TASK →
The word "this" appears in some lines of the listing below; report how many such lines there are, and nothing else.

PROVIDED RECORDS →
☆ ☆ ☆ ☆

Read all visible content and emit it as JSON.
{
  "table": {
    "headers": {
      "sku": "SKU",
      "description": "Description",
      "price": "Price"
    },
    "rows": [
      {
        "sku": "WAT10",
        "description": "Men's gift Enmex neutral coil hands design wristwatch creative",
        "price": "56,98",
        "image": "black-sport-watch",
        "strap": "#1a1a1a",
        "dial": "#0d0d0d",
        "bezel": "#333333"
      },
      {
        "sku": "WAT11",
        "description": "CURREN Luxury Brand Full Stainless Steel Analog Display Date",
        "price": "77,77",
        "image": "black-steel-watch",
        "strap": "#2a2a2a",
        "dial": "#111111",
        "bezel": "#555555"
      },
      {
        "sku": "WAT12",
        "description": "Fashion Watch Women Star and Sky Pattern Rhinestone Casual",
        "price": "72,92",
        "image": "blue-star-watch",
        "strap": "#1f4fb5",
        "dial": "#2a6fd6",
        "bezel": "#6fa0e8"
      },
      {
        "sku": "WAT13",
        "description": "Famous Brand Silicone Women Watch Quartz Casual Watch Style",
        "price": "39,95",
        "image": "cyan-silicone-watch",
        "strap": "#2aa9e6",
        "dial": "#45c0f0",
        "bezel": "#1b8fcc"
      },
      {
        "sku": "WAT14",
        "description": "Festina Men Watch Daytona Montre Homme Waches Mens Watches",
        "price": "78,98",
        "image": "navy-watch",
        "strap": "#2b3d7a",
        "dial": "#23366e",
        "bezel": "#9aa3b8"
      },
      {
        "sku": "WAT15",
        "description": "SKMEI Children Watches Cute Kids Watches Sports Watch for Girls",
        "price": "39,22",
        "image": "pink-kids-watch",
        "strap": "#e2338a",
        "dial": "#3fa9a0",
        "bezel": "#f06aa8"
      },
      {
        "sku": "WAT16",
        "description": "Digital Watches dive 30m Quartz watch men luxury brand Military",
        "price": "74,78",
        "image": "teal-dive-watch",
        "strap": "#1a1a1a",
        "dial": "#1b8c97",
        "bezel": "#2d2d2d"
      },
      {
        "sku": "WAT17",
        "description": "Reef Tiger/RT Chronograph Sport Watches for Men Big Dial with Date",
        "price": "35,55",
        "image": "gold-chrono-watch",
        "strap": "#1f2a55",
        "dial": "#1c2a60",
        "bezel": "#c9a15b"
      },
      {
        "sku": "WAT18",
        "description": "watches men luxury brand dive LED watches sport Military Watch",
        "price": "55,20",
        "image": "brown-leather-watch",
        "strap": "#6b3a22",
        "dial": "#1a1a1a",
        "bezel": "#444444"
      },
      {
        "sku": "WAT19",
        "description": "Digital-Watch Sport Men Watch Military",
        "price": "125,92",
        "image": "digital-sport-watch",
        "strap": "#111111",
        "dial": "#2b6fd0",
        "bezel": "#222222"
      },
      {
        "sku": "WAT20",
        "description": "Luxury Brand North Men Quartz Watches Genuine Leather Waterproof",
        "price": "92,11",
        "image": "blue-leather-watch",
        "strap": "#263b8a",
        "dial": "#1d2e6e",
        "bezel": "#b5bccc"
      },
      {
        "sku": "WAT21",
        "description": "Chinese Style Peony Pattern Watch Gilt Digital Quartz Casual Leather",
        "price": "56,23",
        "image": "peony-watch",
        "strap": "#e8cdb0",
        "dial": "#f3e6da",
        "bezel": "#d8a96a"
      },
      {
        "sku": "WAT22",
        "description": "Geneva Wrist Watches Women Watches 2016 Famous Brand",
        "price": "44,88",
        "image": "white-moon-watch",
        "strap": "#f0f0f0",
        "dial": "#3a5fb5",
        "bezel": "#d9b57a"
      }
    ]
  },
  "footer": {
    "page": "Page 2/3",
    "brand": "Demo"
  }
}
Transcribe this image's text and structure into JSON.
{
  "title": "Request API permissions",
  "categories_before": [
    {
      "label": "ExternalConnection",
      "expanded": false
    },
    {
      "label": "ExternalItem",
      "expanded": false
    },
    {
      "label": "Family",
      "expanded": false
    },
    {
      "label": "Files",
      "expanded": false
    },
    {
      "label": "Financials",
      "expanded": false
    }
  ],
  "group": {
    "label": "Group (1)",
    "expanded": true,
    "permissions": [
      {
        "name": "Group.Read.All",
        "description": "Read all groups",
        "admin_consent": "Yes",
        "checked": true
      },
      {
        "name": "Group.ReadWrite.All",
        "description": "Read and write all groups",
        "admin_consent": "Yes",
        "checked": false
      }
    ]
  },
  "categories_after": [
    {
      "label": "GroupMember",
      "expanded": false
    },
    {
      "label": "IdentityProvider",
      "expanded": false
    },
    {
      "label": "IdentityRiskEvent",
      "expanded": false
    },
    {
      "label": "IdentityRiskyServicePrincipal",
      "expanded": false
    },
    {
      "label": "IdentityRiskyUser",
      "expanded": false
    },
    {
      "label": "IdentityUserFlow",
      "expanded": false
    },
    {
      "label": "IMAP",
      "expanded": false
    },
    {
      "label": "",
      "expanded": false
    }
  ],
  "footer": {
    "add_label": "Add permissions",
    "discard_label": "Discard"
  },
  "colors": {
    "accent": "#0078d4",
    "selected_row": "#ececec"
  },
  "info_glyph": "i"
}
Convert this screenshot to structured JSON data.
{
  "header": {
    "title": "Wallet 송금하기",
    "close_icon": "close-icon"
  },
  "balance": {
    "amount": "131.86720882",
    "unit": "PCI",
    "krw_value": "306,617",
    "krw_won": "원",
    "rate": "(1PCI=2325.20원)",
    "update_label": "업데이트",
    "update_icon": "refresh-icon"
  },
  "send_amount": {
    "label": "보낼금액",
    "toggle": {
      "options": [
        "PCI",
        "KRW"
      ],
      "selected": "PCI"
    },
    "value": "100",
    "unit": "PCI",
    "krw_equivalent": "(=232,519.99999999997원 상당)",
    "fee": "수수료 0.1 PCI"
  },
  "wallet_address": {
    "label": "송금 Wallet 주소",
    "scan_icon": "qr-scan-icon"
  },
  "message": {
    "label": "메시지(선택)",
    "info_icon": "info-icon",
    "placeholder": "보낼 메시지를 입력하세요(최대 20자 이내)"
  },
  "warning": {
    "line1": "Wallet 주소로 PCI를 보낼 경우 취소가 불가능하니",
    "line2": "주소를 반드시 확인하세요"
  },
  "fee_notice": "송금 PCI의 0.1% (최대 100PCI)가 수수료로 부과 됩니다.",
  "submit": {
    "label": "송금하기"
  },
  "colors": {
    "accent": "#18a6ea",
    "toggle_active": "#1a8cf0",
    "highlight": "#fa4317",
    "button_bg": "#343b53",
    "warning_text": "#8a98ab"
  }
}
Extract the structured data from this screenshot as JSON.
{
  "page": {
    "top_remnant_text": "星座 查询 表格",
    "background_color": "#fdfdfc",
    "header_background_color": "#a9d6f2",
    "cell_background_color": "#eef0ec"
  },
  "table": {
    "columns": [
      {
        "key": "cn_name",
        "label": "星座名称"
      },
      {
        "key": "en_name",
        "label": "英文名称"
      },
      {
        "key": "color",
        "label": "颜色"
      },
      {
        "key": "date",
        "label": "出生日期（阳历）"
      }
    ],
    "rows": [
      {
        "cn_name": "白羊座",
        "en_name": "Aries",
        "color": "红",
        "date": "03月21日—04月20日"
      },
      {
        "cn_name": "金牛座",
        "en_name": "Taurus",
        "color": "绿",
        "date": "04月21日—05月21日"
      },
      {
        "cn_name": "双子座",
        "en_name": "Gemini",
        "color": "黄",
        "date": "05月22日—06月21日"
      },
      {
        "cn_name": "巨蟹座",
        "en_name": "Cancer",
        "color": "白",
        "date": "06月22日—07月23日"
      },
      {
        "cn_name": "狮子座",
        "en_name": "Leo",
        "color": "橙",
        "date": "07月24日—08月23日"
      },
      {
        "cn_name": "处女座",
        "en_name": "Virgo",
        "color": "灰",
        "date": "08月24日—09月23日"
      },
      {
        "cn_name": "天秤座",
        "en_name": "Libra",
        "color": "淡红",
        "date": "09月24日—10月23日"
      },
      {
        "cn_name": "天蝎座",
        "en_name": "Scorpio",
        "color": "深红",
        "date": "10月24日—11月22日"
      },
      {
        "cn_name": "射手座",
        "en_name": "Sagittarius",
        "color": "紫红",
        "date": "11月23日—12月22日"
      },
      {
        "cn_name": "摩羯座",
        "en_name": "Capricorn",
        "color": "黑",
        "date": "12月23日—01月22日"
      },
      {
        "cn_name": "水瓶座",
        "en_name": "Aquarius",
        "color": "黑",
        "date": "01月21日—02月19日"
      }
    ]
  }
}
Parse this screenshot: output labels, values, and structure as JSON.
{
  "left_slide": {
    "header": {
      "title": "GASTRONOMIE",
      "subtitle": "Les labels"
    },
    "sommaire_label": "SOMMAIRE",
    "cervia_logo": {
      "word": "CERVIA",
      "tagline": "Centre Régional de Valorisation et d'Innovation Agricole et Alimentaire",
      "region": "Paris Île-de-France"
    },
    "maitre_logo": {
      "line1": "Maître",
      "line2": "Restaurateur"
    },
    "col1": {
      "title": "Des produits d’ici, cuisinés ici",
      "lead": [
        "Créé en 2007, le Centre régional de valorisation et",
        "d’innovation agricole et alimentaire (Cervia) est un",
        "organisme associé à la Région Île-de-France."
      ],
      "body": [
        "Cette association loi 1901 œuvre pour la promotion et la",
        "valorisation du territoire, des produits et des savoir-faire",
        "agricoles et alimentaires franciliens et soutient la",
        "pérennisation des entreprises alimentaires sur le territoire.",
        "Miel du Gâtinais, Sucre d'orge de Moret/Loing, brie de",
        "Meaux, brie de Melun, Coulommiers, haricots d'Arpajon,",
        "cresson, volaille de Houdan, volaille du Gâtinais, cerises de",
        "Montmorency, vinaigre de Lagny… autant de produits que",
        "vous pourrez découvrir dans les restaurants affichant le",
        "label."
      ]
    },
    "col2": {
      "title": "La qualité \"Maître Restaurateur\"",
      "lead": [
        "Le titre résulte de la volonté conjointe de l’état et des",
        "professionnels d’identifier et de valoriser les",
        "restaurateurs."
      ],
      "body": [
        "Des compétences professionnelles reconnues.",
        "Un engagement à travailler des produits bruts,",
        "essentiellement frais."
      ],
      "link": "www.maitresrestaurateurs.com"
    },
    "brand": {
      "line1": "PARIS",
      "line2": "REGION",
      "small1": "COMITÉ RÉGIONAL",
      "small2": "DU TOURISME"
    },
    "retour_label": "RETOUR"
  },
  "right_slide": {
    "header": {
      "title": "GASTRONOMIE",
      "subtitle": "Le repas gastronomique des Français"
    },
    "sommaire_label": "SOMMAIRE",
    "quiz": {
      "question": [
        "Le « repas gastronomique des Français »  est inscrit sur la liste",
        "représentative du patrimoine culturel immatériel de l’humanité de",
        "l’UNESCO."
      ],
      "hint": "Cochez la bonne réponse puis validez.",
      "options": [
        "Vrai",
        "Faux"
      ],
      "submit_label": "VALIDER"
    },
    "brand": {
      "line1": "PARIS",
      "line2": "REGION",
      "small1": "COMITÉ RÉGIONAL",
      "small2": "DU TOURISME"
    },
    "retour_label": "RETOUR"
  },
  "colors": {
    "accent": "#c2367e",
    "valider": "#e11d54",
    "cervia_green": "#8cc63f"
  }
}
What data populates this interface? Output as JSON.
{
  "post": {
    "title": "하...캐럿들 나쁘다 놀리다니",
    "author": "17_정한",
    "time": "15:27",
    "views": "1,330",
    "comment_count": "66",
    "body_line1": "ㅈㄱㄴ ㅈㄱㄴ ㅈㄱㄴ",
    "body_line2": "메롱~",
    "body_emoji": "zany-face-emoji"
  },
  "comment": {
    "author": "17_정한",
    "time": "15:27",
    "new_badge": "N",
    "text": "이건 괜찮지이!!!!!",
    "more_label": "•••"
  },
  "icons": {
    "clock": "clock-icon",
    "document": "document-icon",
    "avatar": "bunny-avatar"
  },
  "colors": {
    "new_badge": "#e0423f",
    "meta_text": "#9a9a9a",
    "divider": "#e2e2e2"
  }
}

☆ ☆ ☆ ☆

SOLVED PROBLEM →
5